» WHAT THE TASK REQUIRES
Without any of the pictures, print every record below exactly.

» RECORDS SHOWN

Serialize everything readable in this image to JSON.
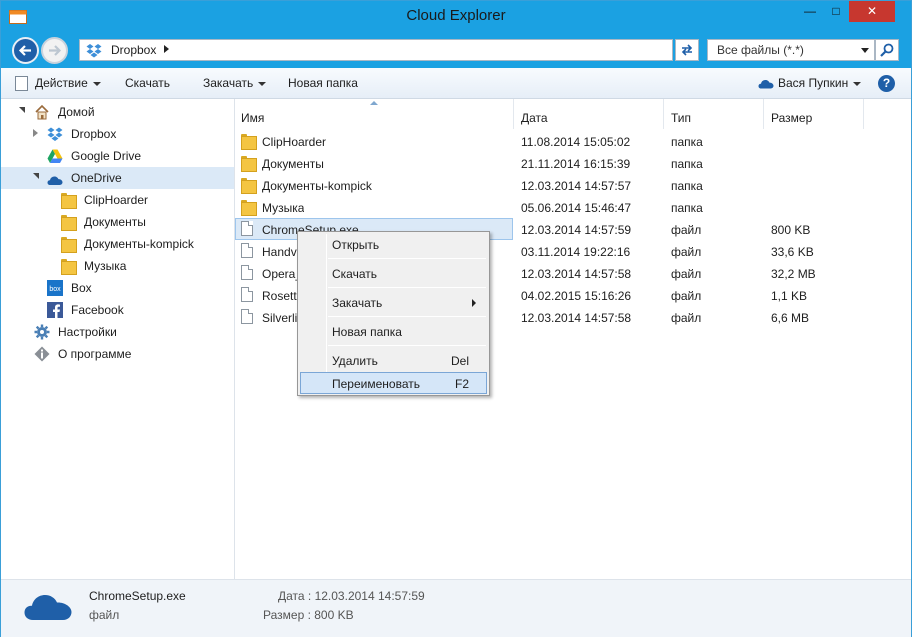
{
  "window": {
    "title": "Cloud Explorer",
    "minimize_glyph": "—",
    "maximize_glyph": "□",
    "close_glyph": "✕"
  },
  "address": {
    "crumb": "Dropbox",
    "filter_value": "Все файлы (*.*)"
  },
  "toolbar": {
    "action_label": "Действие",
    "download_label": "Скачать",
    "upload_label": "Закачать",
    "new_folder_label": "Новая папка",
    "user_label": "Вася Пупкин",
    "help_glyph": "?"
  },
  "sidebar": {
    "items": [
      {
        "label": "Домой",
        "icon": "home-icon"
      },
      {
        "label": "Dropbox",
        "icon": "dropbox-icon"
      },
      {
        "label": "Google Drive",
        "icon": "google-drive-icon"
      },
      {
        "label": "OneDrive",
        "icon": "onedrive-icon"
      },
      {
        "label": "ClipHoarder",
        "icon": "folder-icon"
      },
      {
        "label": "Документы",
        "icon": "folder-icon"
      },
      {
        "label": "Документы-kompick",
        "icon": "folder-icon"
      },
      {
        "label": "Музыка",
        "icon": "folder-icon"
      },
      {
        "label": "Box",
        "icon": "box-icon"
      },
      {
        "label": "Facebook",
        "icon": "facebook-icon"
      },
      {
        "label": "Настройки",
        "icon": "gear-icon"
      },
      {
        "label": "О программе",
        "icon": "info-icon"
      }
    ]
  },
  "columns": {
    "name": "Имя",
    "date": "Дата",
    "type": "Тип",
    "size": "Размер"
  },
  "files": [
    {
      "name": "ClipHoarder",
      "date": "11.08.2014 15:05:02",
      "type": "папка",
      "size": "",
      "icon": "folder-icon"
    },
    {
      "name": "Документы",
      "date": "21.11.2014 16:15:39",
      "type": "папка",
      "size": "",
      "icon": "folder-icon"
    },
    {
      "name": "Документы-kompick",
      "date": "12.03.2014 14:57:57",
      "type": "папка",
      "size": "",
      "icon": "folder-icon"
    },
    {
      "name": "Музыка",
      "date": "05.06.2014 15:46:47",
      "type": "папка",
      "size": "",
      "icon": "folder-icon"
    },
    {
      "name": "ChromeSetup.exe",
      "date": "12.03.2014 14:57:59",
      "type": "файл",
      "size": "800 KB",
      "icon": "file-icon"
    },
    {
      "name": "Handv",
      "date": "03.11.2014 19:22:16",
      "type": "файл",
      "size": "33,6 KB",
      "icon": "file-icon"
    },
    {
      "name": "Opera_",
      "date": "12.03.2014 14:57:58",
      "type": "файл",
      "size": "32,2 MB",
      "icon": "file-icon"
    },
    {
      "name": "Rosett",
      "date": "04.02.2015 15:16:26",
      "type": "файл",
      "size": "1,1 KB",
      "icon": "file-icon"
    },
    {
      "name": "Silverli",
      "date": "12.03.2014 14:57:58",
      "type": "файл",
      "size": "6,6 MB",
      "icon": "file-icon"
    }
  ],
  "context_menu": {
    "open": "Открыть",
    "download": "Скачать",
    "upload": "Закачать",
    "new_folder": "Новая папка",
    "delete": "Удалить",
    "delete_key": "Del",
    "rename": "Переименовать",
    "rename_key": "F2"
  },
  "status": {
    "name": "ChromeSetup.exe",
    "type": "файл",
    "date": "Дата : 12.03.2014 14:57:59",
    "size": "Размер : 800 KB"
  },
  "colors": {
    "titlebar": "#1ba1e2",
    "selection": "#dbe9f7",
    "close": "#c7372f"
  }
}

» SOLUTION TO THE PROBLEM
Serialize everything readable in this image to JSON.
{
  "window": {
    "title": "Cloud Explorer",
    "minimize_glyph": "—",
    "maximize_glyph": "□",
    "close_glyph": "✕"
  },
  "address": {
    "crumb": "Dropbox",
    "filter_value": "Все файлы (*.*)"
  },
  "toolbar": {
    "action_label": "Действие",
    "download_label": "Скачать",
    "upload_label": "Закачать",
    "new_folder_label": "Новая папка",
    "user_label": "Вася Пупкин",
    "help_glyph": "?"
  },
  "sidebar": {
    "items": [
      {
        "label": "Домой",
        "icon": "home-icon"
      },
      {
        "label": "Dropbox",
        "icon": "dropbox-icon"
      },
      {
        "label": "Google Drive",
        "icon": "google-drive-icon"
      },
      {
        "label": "OneDrive",
        "icon": "onedrive-icon"
      },
      {
        "label": "ClipHoarder",
        "icon": "folder-icon"
      },
      {
        "label": "Документы",
        "icon": "folder-icon"
      },
      {
        "label": "Документы-kompick",
        "icon": "folder-icon"
      },
      {
        "label": "Музыка",
        "icon": "folder-icon"
      },
      {
        "label": "Box",
        "icon": "box-icon"
      },
      {
        "label": "Facebook",
        "icon": "facebook-icon"
      },
      {
        "label": "Настройки",
        "icon": "gear-icon"
      },
      {
        "label": "О программе",
        "icon": "info-icon"
      }
    ]
  },
  "columns": {
    "name": "Имя",
    "date": "Дата",
    "type": "Тип",
    "size": "Размер"
  },
  "files": [
    {
      "name": "ClipHoarder",
      "date": "11.08.2014 15:05:02",
      "type": "папка",
      "size": "",
      "icon": "folder-icon"
    },
    {
      "name": "Документы",
      "date": "21.11.2014 16:15:39",
      "type": "папка",
      "size": "",
      "icon": "folder-icon"
    },
    {
      "name": "Документы-kompick",
      "date": "12.03.2014 14:57:57",
      "type": "папка",
      "size": "",
      "icon": "folder-icon"
    },
    {
      "name": "Музыка",
      "date": "05.06.2014 15:46:47",
      "type": "папка",
      "size": "",
      "icon": "folder-icon"
    },
    {
      "name": "ChromeSetup.exe",
      "date": "12.03.2014 14:57:59",
      "type": "файл",
      "size": "800 KB",
      "icon": "file-icon"
    },
    {
      "name": "Handv",
      "date": "03.11.2014 19:22:16",
      "type": "файл",
      "size": "33,6 KB",
      "icon": "file-icon"
    },
    {
      "name": "Opera_",
      "date": "12.03.2014 14:57:58",
      "type": "файл",
      "size": "32,2 MB",
      "icon": "file-icon"
    },
    {
      "name": "Rosett",
      "date": "04.02.2015 15:16:26",
      "type": "файл",
      "size": "1,1 KB",
      "icon": "file-icon"
    },
    {
      "name": "Silverli",
      "date": "12.03.2014 14:57:58",
      "type": "файл",
      "size": "6,6 MB",
      "icon": "file-icon"
    }
  ],
  "context_menu": {
    "open": "Открыть",
    "download": "Скачать",
    "upload": "Закачать",
    "new_folder": "Новая папка",
    "delete": "Удалить",
    "delete_key": "Del",
    "rename": "Переименовать",
    "rename_key": "F2"
  },
  "status": {
    "name": "ChromeSetup.exe",
    "type": "файл",
    "date": "Дата : 12.03.2014 14:57:59",
    "size": "Размер : 800 KB"
  },
  "colors": {
    "titlebar": "#1ba1e2",
    "selection": "#dbe9f7",
    "close": "#c7372f"
  }
}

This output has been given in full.